> _Exercise directions_
Each line below that contains the word "PHAN" must be copied.

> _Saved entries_
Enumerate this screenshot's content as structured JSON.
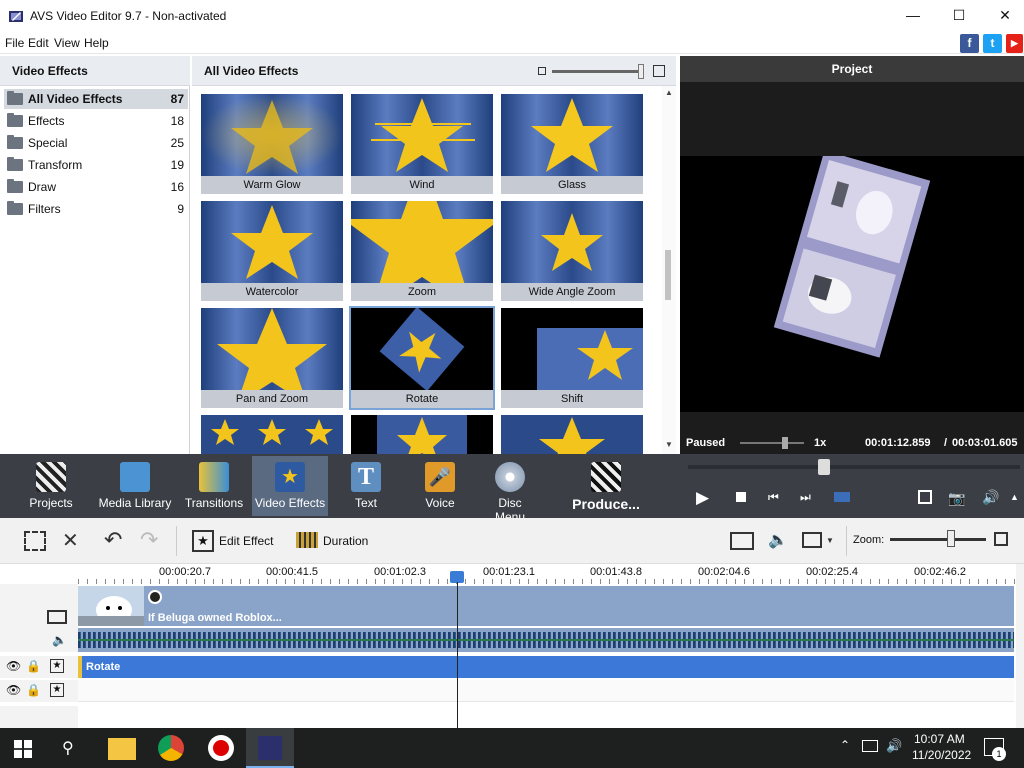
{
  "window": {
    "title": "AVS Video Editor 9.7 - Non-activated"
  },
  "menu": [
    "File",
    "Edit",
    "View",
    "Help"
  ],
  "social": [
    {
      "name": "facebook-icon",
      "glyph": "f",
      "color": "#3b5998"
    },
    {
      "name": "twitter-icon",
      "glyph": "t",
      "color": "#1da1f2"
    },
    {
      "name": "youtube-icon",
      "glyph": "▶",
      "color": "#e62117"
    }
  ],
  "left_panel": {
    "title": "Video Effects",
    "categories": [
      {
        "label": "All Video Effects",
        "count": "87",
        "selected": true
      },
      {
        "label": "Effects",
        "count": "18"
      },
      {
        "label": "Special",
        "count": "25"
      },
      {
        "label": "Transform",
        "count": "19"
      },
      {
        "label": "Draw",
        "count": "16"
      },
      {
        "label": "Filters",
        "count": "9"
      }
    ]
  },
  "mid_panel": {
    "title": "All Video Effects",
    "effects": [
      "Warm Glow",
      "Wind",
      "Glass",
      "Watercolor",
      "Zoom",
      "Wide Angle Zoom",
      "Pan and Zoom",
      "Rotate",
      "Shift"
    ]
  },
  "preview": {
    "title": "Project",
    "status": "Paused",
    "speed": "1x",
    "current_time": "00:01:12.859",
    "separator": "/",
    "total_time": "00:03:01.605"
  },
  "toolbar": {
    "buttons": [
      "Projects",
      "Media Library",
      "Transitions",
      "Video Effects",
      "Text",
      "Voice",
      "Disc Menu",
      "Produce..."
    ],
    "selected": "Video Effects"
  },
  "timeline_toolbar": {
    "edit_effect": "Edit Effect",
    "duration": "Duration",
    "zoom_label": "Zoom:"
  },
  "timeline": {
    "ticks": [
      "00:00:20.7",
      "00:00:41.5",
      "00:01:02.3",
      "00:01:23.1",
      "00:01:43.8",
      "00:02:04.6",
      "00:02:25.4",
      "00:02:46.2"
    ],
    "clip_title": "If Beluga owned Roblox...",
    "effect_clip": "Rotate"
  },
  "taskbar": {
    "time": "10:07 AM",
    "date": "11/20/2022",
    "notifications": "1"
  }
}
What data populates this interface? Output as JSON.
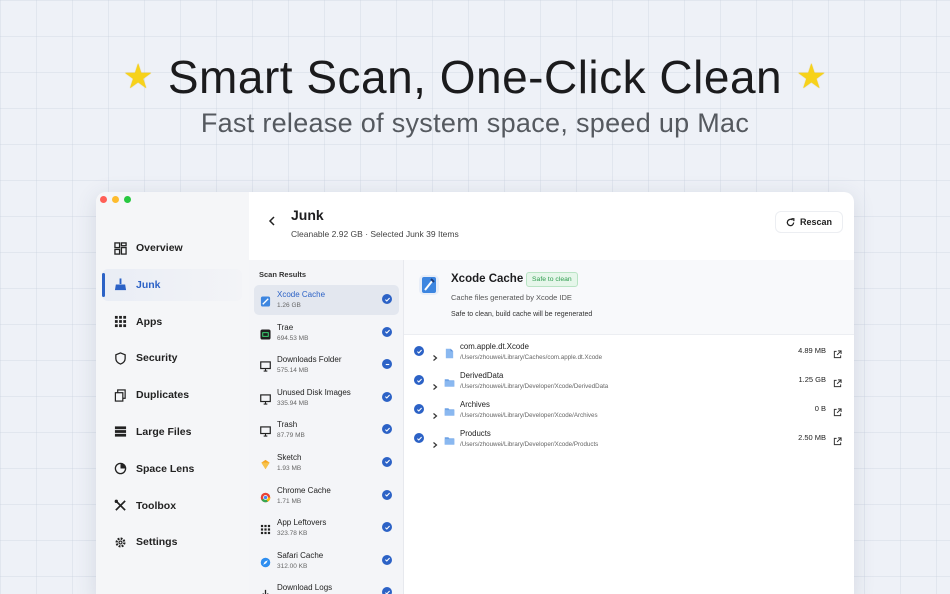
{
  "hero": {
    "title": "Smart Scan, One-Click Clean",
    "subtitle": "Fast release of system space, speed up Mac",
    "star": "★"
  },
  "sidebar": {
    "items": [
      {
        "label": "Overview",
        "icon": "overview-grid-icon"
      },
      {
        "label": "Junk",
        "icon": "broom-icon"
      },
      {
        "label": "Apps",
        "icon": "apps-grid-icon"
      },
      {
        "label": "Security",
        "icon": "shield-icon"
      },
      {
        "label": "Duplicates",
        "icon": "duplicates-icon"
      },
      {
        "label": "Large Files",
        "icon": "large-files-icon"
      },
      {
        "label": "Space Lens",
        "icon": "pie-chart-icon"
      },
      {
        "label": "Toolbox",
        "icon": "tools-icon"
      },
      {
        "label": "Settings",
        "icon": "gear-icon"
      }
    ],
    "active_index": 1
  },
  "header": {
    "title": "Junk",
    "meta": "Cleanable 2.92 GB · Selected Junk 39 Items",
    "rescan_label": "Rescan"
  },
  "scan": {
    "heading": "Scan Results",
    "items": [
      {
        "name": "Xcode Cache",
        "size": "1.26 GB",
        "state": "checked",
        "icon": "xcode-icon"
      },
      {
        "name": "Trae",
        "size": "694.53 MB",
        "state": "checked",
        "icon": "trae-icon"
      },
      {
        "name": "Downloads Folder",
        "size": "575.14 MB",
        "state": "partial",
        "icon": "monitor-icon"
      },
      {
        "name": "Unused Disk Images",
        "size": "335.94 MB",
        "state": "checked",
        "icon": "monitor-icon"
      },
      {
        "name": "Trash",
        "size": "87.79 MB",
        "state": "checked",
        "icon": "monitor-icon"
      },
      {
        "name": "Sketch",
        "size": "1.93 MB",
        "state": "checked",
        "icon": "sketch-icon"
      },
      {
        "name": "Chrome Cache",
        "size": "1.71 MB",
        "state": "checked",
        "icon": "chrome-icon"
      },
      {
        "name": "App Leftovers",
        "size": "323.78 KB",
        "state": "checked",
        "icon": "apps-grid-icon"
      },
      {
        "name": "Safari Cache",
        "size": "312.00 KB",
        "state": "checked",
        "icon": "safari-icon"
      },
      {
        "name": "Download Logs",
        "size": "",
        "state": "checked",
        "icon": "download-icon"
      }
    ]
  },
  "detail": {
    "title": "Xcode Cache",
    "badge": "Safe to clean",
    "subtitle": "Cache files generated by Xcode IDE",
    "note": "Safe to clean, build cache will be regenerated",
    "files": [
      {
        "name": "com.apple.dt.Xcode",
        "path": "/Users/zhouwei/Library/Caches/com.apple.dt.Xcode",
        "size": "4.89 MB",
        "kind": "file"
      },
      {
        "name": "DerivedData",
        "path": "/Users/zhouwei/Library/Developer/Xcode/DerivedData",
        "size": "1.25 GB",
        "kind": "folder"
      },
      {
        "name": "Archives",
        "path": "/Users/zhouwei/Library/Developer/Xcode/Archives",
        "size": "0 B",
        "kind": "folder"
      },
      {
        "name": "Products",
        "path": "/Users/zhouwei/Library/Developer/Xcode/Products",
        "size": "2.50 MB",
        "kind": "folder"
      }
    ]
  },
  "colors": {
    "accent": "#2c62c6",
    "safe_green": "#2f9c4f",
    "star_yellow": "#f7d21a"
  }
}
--
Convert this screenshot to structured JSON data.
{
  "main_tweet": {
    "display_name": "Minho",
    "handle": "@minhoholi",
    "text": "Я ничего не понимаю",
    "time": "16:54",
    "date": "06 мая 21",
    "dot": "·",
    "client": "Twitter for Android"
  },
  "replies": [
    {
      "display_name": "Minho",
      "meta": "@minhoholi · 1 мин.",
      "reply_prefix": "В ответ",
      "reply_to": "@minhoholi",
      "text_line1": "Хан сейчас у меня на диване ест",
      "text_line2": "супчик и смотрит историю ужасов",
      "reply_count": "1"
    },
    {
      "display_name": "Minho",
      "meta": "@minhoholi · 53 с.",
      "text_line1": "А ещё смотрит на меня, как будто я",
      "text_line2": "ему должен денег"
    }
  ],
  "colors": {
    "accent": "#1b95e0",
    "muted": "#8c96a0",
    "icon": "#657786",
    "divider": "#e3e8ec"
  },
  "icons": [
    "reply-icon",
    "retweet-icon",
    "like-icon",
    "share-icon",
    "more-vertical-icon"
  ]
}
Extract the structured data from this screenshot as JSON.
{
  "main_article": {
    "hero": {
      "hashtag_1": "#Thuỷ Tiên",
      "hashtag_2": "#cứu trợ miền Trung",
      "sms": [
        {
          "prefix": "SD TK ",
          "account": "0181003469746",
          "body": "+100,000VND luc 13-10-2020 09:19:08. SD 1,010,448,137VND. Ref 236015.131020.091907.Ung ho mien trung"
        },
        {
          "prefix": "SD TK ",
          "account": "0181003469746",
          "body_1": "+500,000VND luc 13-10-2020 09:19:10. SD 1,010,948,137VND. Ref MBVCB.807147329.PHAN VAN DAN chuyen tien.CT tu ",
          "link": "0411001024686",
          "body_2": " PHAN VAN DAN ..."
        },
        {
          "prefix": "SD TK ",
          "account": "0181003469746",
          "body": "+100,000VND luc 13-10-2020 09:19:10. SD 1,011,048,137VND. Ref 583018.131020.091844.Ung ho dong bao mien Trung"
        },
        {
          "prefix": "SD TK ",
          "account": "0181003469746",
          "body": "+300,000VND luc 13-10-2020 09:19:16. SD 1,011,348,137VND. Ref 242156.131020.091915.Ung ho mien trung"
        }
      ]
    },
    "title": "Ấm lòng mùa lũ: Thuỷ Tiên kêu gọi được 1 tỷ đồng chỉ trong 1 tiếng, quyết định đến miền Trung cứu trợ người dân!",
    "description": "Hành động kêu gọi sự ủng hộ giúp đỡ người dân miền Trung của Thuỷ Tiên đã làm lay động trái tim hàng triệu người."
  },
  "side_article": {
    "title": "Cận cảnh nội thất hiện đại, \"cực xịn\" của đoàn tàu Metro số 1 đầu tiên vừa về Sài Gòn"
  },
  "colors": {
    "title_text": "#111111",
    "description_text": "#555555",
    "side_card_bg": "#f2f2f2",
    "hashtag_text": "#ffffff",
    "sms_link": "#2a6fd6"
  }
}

> _Answer to the exercise_
          "body_1": "+500,000VND luc 13-10-2020 09:19:10. SD 1,010,948,137VND. Ref MBVCB.807147329.PHAN VAN DAN chuyen tien.CT tu ",
          "body_2": " PHAN VAN DAN ..."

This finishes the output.